▶ Task description
Write out the whole listing again, exactly.

▶ Provided data

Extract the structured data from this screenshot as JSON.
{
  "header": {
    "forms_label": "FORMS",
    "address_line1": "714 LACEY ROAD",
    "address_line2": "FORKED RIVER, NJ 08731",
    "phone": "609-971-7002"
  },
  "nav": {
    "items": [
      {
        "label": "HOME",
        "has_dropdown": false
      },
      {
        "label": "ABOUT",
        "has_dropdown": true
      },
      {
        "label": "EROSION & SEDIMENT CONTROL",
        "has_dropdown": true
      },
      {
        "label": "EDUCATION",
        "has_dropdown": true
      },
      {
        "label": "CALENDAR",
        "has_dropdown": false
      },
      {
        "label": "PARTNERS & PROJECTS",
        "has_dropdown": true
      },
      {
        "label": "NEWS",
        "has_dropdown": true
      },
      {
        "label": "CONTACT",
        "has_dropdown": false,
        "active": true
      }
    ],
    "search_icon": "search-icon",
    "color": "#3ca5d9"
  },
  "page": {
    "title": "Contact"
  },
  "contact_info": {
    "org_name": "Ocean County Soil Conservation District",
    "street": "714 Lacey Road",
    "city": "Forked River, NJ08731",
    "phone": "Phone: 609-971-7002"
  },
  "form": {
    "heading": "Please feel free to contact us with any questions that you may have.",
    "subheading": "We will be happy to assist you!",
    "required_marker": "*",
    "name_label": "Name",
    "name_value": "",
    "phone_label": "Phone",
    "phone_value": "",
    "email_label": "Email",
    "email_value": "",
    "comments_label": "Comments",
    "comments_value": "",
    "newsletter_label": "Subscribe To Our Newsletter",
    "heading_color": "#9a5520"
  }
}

▶ Response area
Extract the structured data from this screenshot as JSON.
{
  "header": {
    "forms_label": "FORMS",
    "address_line1": "714 LACEY ROAD",
    "address_line2": "FORKED RIVER, NJ 08731",
    "phone": "609-971-7002"
  },
  "nav": {
    "items": [
      {
        "label": "HOME",
        "has_dropdown": false
      },
      {
        "label": "ABOUT",
        "has_dropdown": true
      },
      {
        "label": "EROSION & SEDIMENT CONTROL",
        "has_dropdown": true
      },
      {
        "label": "EDUCATION",
        "has_dropdown": true
      },
      {
        "label": "CALENDAR",
        "has_dropdown": false
      },
      {
        "label": "PARTNERS & PROJECTS",
        "has_dropdown": true
      },
      {
        "label": "NEWS",
        "has_dropdown": true
      },
      {
        "label": "CONTACT",
        "has_dropdown": false,
        "active": true
      }
    ],
    "search_icon": "search-icon",
    "color": "#3ca5d9"
  },
  "page": {
    "title": "Contact"
  },
  "contact_info": {
    "org_name": "Ocean County Soil Conservation District",
    "street": "714 Lacey Road",
    "city": "Forked River, NJ08731",
    "phone": "Phone: 609-971-7002"
  },
  "form": {
    "heading": "Please feel free to contact us with any questions that you may have.",
    "subheading": "We will be happy to assist you!",
    "required_marker": "*",
    "name_label": "Name",
    "name_value": "",
    "phone_label": "Phone",
    "phone_value": "",
    "email_label": "Email",
    "email_value": "",
    "comments_label": "Comments",
    "comments_value": "",
    "newsletter_label": "Subscribe To Our Newsletter",
    "heading_color": "#9a5520"
  }
}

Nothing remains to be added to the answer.